Modern swine production is being challenged to reduce air emissions and energy consumption and yet remain profitable. A novel approach to accomplish these goals is to remove the hydrogen sulfide, ammonia, methane, volatile organic compounds and moisture from the air, and then recycle the same air back through the swine barn. This type of system would reduce the amount of energy used for heating during the winter months.

The objectives of the paper study included designing a practical system that would clean the exhaust air from a swine finishing barn, remove the moisture added by the pigs, and recirculate that same air back into the barn. The capital and operating cost of the proposed design would be compared to a tunnel ventilated finishing barn.
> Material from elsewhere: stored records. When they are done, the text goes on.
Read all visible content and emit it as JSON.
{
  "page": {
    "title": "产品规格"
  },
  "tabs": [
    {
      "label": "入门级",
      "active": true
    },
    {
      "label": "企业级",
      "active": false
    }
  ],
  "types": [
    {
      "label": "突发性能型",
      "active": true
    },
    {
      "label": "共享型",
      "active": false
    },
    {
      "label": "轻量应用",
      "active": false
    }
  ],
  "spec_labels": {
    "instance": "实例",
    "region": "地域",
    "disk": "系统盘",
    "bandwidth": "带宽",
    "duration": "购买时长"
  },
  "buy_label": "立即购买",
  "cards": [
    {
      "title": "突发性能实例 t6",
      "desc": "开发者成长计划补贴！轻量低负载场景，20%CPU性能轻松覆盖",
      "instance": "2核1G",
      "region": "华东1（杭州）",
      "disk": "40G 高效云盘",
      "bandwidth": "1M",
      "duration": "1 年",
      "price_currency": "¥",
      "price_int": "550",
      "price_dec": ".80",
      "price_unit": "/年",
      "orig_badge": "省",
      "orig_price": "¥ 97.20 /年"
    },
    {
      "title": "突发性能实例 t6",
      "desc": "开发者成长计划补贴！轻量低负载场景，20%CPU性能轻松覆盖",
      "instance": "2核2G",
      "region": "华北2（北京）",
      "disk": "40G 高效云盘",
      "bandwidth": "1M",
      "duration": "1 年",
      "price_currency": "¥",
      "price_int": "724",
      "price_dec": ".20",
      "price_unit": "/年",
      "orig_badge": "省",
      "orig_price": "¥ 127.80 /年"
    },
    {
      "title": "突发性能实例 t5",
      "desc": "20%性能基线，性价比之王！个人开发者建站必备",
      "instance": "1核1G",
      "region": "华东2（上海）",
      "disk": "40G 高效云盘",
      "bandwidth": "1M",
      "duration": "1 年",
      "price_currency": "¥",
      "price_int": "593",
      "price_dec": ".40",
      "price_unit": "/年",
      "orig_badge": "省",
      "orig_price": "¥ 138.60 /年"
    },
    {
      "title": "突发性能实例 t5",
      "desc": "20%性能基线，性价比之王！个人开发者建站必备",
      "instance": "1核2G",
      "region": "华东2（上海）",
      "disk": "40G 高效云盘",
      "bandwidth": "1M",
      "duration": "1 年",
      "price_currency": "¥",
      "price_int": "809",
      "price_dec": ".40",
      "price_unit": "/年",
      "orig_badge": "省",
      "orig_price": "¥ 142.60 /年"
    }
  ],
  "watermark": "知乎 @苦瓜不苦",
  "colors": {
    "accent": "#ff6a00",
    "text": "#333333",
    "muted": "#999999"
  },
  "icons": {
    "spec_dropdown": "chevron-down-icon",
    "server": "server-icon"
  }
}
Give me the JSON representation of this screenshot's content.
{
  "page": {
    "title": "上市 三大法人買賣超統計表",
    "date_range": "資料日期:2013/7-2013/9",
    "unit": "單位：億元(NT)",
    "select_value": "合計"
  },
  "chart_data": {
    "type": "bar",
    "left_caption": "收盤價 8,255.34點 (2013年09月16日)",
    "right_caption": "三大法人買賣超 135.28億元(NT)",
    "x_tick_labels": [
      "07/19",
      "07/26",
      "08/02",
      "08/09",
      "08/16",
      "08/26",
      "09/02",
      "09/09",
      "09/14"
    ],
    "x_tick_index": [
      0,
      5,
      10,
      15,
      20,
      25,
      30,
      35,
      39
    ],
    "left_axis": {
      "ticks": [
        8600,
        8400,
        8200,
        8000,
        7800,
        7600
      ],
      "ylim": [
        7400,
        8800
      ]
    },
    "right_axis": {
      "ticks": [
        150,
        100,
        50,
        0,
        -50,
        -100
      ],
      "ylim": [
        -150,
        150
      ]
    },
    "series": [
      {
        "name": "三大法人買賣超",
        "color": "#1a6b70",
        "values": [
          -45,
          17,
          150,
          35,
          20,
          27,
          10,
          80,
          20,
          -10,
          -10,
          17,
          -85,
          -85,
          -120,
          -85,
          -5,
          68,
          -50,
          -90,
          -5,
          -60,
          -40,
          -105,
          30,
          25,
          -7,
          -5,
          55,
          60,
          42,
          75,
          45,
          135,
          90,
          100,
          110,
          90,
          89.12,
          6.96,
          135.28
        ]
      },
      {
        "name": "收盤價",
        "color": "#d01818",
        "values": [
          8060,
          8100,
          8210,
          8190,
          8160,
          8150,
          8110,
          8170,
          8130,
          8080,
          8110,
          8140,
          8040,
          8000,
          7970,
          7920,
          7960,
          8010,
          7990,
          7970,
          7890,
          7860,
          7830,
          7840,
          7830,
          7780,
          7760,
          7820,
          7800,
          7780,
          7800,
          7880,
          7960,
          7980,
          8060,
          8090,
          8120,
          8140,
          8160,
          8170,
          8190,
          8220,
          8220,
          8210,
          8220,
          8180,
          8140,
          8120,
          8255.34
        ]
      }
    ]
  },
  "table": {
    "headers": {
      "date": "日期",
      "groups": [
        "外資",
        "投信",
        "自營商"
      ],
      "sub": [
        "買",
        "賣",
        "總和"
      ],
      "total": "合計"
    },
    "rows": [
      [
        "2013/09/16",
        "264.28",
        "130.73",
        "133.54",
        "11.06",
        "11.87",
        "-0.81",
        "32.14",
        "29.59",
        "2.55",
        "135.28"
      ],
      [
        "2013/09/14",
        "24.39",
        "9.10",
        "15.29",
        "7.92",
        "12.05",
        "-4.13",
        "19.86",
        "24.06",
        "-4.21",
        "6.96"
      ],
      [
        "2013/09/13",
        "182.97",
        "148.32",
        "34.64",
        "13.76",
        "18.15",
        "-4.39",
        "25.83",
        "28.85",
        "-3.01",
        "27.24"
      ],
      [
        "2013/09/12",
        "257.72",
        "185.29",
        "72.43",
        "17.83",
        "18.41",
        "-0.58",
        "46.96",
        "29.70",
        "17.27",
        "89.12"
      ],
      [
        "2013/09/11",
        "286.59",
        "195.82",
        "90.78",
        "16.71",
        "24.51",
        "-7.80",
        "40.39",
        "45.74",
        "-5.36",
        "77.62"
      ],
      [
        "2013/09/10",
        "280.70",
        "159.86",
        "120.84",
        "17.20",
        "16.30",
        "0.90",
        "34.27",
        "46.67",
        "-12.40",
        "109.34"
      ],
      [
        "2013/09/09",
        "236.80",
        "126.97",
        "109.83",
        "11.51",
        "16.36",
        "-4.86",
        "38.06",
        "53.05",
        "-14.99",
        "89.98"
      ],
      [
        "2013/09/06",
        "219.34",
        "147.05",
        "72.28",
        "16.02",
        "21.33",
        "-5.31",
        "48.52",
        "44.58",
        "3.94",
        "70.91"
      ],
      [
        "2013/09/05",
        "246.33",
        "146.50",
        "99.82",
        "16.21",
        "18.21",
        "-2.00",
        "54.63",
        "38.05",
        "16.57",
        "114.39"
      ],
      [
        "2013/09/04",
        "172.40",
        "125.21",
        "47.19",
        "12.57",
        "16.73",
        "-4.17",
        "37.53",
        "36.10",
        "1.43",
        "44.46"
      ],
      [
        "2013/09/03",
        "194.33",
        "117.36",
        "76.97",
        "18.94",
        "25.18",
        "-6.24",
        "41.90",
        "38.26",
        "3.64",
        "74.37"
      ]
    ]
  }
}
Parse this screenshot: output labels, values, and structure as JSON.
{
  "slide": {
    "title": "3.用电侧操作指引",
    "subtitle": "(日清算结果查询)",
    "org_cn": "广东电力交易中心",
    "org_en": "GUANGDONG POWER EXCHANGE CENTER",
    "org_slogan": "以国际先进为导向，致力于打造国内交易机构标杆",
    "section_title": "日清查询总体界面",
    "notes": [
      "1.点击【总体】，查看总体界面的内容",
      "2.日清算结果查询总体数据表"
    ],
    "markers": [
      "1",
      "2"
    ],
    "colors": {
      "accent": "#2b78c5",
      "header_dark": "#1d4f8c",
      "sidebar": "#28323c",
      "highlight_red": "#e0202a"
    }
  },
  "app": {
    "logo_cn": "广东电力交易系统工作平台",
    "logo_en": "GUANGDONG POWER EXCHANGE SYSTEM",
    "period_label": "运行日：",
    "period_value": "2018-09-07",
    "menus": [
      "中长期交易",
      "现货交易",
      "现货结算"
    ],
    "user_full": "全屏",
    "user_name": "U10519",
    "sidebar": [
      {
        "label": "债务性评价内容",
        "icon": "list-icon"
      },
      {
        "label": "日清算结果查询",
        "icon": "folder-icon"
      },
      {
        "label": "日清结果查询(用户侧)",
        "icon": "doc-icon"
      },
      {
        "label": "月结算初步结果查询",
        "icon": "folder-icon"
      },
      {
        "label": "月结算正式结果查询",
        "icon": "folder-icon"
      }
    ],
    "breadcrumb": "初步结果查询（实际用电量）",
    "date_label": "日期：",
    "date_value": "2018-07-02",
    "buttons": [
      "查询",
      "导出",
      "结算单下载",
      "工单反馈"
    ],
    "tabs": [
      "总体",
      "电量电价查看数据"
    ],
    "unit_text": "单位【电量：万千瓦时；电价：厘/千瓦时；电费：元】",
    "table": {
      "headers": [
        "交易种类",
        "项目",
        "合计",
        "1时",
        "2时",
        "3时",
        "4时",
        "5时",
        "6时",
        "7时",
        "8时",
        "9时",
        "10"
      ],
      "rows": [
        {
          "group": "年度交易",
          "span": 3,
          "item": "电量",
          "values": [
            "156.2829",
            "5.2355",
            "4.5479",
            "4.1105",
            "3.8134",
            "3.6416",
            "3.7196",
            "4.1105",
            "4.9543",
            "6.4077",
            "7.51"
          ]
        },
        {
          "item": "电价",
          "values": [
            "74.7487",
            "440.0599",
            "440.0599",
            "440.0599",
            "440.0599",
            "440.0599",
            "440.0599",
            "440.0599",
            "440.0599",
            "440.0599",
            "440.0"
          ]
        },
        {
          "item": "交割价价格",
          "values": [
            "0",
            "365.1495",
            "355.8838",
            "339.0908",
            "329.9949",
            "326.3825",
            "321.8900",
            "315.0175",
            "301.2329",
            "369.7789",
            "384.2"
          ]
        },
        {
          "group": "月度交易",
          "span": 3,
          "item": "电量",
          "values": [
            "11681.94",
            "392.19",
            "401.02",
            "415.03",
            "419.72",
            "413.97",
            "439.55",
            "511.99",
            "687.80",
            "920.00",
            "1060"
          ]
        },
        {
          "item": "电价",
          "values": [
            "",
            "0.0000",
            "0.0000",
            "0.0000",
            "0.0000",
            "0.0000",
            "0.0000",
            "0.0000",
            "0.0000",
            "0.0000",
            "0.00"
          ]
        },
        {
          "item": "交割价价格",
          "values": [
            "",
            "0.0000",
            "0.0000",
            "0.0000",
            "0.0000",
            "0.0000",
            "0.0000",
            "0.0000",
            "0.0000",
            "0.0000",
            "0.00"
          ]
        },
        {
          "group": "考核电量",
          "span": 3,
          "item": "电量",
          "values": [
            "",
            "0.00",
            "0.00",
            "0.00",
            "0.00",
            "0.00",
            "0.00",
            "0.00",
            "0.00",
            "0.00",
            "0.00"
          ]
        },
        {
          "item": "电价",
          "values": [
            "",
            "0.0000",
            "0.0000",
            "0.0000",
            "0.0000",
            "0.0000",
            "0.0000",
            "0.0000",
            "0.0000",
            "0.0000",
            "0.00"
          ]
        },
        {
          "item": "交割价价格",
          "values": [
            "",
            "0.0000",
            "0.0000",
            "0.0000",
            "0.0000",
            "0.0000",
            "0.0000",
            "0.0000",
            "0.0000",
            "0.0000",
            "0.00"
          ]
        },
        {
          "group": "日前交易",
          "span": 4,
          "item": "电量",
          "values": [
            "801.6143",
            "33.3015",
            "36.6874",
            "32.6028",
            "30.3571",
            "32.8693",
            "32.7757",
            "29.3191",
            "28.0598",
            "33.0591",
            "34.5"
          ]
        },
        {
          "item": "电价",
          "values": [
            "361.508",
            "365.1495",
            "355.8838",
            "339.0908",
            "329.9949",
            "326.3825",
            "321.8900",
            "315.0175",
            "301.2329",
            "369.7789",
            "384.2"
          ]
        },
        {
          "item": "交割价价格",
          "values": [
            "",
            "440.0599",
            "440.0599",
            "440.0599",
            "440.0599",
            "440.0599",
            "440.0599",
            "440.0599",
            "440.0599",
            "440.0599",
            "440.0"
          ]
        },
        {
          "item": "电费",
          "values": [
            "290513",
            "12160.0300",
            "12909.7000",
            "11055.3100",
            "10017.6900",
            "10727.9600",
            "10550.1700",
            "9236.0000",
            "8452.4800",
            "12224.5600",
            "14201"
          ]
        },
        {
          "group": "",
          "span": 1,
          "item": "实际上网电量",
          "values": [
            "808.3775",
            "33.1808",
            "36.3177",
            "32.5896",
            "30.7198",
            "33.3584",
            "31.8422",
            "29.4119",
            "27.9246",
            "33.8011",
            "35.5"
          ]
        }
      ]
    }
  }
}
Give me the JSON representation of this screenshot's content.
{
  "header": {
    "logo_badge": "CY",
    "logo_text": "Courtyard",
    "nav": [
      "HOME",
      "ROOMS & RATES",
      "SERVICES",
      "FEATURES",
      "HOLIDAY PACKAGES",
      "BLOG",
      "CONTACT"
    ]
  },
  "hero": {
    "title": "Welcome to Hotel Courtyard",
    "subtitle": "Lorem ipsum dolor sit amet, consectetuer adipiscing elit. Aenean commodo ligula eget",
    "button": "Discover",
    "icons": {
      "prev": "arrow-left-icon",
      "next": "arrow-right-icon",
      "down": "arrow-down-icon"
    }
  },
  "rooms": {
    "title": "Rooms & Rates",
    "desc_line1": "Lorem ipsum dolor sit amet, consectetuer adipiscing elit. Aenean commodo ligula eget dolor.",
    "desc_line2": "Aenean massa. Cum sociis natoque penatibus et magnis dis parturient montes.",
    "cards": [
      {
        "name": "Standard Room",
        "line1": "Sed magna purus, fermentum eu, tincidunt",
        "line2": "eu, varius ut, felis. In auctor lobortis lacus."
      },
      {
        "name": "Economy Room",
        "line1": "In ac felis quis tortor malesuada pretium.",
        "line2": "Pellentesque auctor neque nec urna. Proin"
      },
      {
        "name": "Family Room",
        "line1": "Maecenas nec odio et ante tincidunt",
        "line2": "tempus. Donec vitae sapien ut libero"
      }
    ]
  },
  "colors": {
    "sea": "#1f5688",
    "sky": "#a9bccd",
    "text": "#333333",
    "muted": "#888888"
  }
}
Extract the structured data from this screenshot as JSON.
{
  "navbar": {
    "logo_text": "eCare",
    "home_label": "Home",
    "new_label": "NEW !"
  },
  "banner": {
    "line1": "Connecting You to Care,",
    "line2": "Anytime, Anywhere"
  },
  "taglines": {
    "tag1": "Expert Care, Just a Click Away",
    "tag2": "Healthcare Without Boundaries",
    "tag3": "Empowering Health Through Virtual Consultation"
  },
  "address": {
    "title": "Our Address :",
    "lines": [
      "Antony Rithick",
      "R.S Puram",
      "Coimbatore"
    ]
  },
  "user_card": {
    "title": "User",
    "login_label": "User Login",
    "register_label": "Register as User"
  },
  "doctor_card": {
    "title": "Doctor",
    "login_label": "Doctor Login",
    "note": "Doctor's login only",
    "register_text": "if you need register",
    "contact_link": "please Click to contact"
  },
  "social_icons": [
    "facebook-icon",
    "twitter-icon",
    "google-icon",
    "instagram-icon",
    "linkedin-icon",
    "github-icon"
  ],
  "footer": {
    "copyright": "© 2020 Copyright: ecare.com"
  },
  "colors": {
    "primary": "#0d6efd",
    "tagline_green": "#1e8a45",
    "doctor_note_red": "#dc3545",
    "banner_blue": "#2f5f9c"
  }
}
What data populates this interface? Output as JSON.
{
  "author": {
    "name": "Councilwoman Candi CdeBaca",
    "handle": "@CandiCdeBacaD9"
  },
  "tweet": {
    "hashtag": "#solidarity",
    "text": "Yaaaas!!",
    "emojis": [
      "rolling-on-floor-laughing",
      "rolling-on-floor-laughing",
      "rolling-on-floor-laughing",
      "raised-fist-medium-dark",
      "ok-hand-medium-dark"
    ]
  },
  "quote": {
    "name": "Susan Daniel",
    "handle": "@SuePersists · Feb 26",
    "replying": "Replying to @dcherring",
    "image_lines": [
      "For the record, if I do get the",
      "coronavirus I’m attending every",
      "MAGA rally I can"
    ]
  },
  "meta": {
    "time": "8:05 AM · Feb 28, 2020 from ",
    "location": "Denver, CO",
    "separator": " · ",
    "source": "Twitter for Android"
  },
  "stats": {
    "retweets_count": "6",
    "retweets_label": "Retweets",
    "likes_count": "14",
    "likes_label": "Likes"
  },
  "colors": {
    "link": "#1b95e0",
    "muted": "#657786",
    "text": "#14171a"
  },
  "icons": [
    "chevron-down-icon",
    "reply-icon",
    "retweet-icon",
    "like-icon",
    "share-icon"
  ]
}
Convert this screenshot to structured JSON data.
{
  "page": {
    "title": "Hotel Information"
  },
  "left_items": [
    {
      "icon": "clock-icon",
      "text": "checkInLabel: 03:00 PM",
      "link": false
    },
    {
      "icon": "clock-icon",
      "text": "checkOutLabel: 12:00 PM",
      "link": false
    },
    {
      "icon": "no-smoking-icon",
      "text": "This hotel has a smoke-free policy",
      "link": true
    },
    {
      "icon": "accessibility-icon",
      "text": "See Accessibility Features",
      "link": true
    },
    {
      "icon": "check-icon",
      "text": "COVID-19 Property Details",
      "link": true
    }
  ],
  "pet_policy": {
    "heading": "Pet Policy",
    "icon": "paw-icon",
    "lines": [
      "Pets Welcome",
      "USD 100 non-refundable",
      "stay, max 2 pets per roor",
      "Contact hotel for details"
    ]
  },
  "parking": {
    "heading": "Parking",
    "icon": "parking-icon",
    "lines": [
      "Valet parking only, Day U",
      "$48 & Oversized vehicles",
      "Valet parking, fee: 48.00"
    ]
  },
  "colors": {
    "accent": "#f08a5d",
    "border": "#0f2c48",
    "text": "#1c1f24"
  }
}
The proposed design consists of a biotrickling filter, a biofilter, a heat exchanger to condense the moisture out of the air and another heat exchanger to add heat back to maintain a constant temperature barn. Ammonia is removed by passing the air through a biotrickling filter; hydrogen sulfide and volatile organic compounds are removed in the biofilter; moisture is removed by cooling the air causing the moisture to condense; the air is then reheated and recirculated back to the barn. A heat pump system is utilized to move the heat from the cooling heat exchanger to storage tanks and then back to the heating heat exchanger. A centrifugal blower moves the air through the system and barn at a rate of 20 cubic feet per minute per pig. Depending on pig size, 23% to 36% of the air is discharged to the outside atmosphere to remove carbon dioxide exhaled by the pigs and is replenished with ambient air for oxygen renewal. Air is discharged after being cleaned by the biotrickling filter and biofilter. The make-up air is introduced in the system before the heat exchangers.

The major advantage of an air recirculating barn is improved pig performance. A literature review of published papers show that feed efficiency can be improved (reduced feed pounds per pound of gain) by reducing daily (i.e. morning to night) temperature variation and seasonal temperature fluctuation to within 2.7º F. Also reducing the air speed over the pig reduces the stress and improves feed efficiency. The expected feed efficiency would be 2.2 pounds of feed per pound of gain or less for pigs raised in an environment provided by an air recirculating system.

Other advantages of the air recirculating barn include near zero emissions for gasses and odor from the barn. Since energy consumption is increased for the recirculating barn as compared to the tunnel ventilated barn, overall emissions, including those from the power generating facility, may be effected. Improved pig health would also be expected which would result from reduced stress and airborne pathogens. Pathogen reduction could be achieved by adding filtration to the make-up air inlet.

The capital and operating costs of an air recirculating type of pig finishing barn were compared to tunnel ventilated barn. [MSOffice1] [R2] The capital cost estimated for an air recirculating barn was $590 per pig space compared to $250 for a tunnel ventilated barn. Annual energy operating cost for the conventional tunnel ventilated barn would be $1.54 per pig place. The proposed air recirculating barn of the same size has an estimated annual energy cost of $6.21 per pig place. The major increase is due to the electrical energy required for the heat pump motors. [MSOffice3] [R4]

After combining improved pig performance, increased capital cost and energy costs the projected payback period on the added investment for an air recirculating barn is 10.9 years [MSOffice5] when[R6] compared to a tunnel ventilated 1000-head finishing barn for a life expectancy of 15 yr. No additional cost benefit credit was given to improved pig health or reduced emissions but depending on the specific producer management practices these additional benefits could be very significant.

The three most sensitive assumptions used for the cost analysis are: feed efficiency, feed cost, and market price of pigs. [MSOffice7] [wl8] Payback period can vary from 6.3 years to over 16 years as depending on feed costs vary from $150 to $250 per ton, if feed efficiency changes from 2.2 to 2.0, and if market price changes from $55 cwt to $75 cwt.

Areas of further research include: verification of design component size, validation of improved pig performance, and investigate heat pump methods that use less electrical energy.